Let’s take a quick look at Yoshikaze as we enter 2016:
Yoshikaze has been on a tear. He first entered makuuchi division 10 years ago during hatsubasho 2006. Asashoryu was lone yokozuna, Kotooshu was shin-ozeki and a shin-sekiwake named Hakuho started his ozeki run with a dominant defeat over Asashoryu.
Obviously, a lot has happened in those 10 years. But for Yoshikaze, he went 5-10 in that first tournament and until last year mostly bounced around in the maegashira ranks. Even after his komusubi debut in 2014, he was in sanyaku briefly before rejoining the rank-and-filers after a 6-9 tournament.
Three more makekoshi records had him starting 2015 at the rank of M11. In March, his 5-10 record dropped him down to M14. But from there, Yoshikaze has been on fire. He won at least 10 bouts in each of the next three tournaments, going 33-12. If he’d done that at his new sekiwake rank, obviously he’d be shin-ozeki. However, last tournament he squeaked by with an 8-7 record and garnered promotion due to Myogiryu’s dismal November.

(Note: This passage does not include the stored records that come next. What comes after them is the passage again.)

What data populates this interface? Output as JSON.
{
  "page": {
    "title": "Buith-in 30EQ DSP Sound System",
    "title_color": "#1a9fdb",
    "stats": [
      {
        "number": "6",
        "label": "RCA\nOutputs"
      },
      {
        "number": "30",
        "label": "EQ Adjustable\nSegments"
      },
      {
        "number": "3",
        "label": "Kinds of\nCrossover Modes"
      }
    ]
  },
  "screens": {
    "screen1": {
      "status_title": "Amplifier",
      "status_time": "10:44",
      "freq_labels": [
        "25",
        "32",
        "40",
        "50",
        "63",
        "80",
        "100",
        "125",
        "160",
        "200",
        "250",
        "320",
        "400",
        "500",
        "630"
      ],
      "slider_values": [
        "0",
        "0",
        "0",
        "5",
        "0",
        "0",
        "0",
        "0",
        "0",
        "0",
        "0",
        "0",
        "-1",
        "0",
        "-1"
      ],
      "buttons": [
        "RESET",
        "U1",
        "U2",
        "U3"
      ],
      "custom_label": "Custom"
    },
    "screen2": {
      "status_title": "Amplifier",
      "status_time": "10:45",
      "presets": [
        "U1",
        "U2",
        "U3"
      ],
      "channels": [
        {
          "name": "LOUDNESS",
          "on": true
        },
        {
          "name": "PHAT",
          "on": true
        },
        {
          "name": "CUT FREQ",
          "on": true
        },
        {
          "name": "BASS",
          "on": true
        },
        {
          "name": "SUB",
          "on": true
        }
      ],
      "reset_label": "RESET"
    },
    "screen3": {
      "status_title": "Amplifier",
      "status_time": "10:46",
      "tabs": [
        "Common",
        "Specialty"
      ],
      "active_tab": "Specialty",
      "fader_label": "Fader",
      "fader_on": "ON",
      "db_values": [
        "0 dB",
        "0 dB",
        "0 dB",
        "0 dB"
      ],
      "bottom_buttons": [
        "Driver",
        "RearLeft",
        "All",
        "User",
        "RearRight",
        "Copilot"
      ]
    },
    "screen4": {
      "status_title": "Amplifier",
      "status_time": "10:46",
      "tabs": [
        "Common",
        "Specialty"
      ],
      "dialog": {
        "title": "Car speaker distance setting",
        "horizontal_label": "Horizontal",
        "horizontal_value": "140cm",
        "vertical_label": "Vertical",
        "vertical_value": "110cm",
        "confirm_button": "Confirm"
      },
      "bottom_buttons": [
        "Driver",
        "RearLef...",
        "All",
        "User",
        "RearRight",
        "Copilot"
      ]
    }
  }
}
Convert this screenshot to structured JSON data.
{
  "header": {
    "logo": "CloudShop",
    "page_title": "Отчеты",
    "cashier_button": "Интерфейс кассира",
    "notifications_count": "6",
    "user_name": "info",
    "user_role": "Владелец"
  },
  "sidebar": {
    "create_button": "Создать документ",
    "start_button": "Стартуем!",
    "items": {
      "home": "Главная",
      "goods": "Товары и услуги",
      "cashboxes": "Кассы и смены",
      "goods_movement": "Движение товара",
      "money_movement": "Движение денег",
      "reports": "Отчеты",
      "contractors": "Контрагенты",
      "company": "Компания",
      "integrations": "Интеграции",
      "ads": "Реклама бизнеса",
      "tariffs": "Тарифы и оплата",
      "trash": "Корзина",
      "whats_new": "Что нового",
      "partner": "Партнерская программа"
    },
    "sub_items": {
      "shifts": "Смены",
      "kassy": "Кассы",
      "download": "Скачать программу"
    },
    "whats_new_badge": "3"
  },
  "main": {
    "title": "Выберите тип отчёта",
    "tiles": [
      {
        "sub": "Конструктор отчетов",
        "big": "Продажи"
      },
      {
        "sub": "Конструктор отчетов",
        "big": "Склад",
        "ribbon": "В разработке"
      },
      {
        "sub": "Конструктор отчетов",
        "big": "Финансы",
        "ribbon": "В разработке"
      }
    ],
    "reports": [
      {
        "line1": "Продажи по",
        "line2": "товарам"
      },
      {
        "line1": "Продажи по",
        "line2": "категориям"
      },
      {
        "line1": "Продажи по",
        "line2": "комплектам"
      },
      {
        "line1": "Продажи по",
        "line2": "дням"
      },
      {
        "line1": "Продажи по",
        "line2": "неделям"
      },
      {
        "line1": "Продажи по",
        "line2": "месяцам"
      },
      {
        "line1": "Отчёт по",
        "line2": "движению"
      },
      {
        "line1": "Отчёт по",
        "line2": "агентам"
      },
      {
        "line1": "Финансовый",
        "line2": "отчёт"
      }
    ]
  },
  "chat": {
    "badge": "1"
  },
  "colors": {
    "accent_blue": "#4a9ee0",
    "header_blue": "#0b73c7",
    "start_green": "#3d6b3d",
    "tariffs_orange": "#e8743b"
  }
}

So, what are his prospects? I don’t think anyone is really anticipating an ozeki run. His impressive tournaments came against low-ranked opponents sprinkled with legitimate upset victories over Harumafuji and Kakuryu, notably during the tournament that Kakuryu won. However, he’s got an impressive 10-7 record against ozeki opponents going back through 2014. It will be nice to have some stability among the lower rungs of the sanyaku.
I’m hoping that he, Tochiozan, and Tochinoshin perform well enough to at least maintain their ranks for most of the upcoming year. There will likely be some attrition among the ozeki with some demotions/retirements before we see another solid ozeki run. Then again, that’s why they play the game.